[GIVEN DATA — start]

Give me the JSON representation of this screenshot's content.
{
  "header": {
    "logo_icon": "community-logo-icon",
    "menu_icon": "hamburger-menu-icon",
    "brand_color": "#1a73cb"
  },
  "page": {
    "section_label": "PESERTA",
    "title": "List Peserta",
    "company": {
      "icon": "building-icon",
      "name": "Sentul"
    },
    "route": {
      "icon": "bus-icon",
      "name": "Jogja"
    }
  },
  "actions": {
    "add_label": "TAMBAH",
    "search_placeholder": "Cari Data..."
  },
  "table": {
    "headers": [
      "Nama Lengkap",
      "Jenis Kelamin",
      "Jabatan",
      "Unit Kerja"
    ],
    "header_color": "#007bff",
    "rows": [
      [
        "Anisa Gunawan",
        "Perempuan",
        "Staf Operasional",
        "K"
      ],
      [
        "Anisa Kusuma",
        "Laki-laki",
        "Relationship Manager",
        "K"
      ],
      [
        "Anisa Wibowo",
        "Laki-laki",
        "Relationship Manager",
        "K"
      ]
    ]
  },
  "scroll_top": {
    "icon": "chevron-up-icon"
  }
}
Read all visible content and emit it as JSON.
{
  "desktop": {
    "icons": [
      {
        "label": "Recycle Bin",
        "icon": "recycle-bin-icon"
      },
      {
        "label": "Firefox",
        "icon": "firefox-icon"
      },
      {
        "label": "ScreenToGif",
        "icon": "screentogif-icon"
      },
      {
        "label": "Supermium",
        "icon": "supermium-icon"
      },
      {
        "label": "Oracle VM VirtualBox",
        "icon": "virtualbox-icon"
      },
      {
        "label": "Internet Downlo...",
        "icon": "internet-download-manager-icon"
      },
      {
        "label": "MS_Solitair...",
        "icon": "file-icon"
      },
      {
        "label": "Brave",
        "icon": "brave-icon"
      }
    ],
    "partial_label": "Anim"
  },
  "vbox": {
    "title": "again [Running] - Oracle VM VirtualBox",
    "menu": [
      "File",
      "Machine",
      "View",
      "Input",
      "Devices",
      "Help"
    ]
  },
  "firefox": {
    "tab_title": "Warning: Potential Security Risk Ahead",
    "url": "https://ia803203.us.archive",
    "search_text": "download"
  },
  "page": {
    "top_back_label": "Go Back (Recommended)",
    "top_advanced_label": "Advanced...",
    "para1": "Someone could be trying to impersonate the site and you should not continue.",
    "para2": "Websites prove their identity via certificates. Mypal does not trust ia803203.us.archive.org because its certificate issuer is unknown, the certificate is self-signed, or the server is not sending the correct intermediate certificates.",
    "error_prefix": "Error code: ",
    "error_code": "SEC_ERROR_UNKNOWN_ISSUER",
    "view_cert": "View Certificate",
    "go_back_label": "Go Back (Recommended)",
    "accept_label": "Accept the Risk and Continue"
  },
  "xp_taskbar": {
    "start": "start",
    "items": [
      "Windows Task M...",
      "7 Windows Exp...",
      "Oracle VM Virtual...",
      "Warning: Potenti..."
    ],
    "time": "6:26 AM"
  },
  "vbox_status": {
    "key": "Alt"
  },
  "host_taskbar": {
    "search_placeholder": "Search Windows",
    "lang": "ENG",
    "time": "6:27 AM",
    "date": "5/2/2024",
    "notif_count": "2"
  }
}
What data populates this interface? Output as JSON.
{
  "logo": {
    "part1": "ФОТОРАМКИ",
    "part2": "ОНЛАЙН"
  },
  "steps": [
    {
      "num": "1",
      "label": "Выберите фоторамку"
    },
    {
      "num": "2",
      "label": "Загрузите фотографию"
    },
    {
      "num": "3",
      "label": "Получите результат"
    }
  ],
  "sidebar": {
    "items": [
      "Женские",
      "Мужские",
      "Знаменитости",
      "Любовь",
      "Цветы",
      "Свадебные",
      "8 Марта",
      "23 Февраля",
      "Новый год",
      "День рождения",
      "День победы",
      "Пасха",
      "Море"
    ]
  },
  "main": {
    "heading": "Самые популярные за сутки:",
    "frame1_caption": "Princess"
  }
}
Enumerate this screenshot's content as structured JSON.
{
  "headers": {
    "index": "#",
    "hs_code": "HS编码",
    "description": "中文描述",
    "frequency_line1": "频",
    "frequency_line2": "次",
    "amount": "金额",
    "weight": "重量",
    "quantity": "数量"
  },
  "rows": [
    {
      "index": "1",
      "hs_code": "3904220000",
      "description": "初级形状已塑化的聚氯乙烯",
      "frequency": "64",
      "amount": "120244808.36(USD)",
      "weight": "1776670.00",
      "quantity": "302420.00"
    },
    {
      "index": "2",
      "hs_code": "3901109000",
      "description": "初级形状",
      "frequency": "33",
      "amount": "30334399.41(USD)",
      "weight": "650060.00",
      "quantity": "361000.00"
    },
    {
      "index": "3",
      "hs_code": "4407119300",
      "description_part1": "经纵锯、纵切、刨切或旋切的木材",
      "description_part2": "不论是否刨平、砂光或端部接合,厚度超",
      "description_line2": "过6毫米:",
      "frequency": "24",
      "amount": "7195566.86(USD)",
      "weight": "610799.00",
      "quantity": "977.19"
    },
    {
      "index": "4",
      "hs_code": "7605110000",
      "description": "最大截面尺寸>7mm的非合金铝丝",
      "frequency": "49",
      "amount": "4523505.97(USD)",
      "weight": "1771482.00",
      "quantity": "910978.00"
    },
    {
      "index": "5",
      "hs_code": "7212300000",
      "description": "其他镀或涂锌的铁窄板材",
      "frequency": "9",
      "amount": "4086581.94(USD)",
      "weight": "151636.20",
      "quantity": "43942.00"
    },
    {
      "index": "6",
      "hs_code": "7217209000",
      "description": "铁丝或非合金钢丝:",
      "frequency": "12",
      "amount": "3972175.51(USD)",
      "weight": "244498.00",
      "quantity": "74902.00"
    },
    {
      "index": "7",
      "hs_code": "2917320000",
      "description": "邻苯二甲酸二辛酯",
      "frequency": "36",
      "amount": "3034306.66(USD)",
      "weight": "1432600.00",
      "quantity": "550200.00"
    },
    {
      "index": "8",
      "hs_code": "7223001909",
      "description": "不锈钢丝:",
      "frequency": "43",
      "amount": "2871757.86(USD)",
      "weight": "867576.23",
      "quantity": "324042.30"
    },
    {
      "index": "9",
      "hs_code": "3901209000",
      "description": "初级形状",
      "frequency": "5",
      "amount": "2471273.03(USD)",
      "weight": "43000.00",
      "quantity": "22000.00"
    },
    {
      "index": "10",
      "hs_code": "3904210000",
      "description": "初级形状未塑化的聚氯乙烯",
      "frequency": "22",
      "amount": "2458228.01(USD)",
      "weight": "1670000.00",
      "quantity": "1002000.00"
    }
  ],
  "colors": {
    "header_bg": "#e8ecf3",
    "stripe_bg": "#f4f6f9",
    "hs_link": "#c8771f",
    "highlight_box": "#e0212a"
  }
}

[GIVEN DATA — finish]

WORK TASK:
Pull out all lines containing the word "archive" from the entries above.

EXERCISE OUTPUT:
    "url": "https://ia803203.us.archive",
    "para2": "Websites prove their identity via certificates. Mypal does not trust ia803203.us.archive.org because its certificate issuer is unknown, the certificate is self-signed, or the server is not sending the correct intermediate certificates.",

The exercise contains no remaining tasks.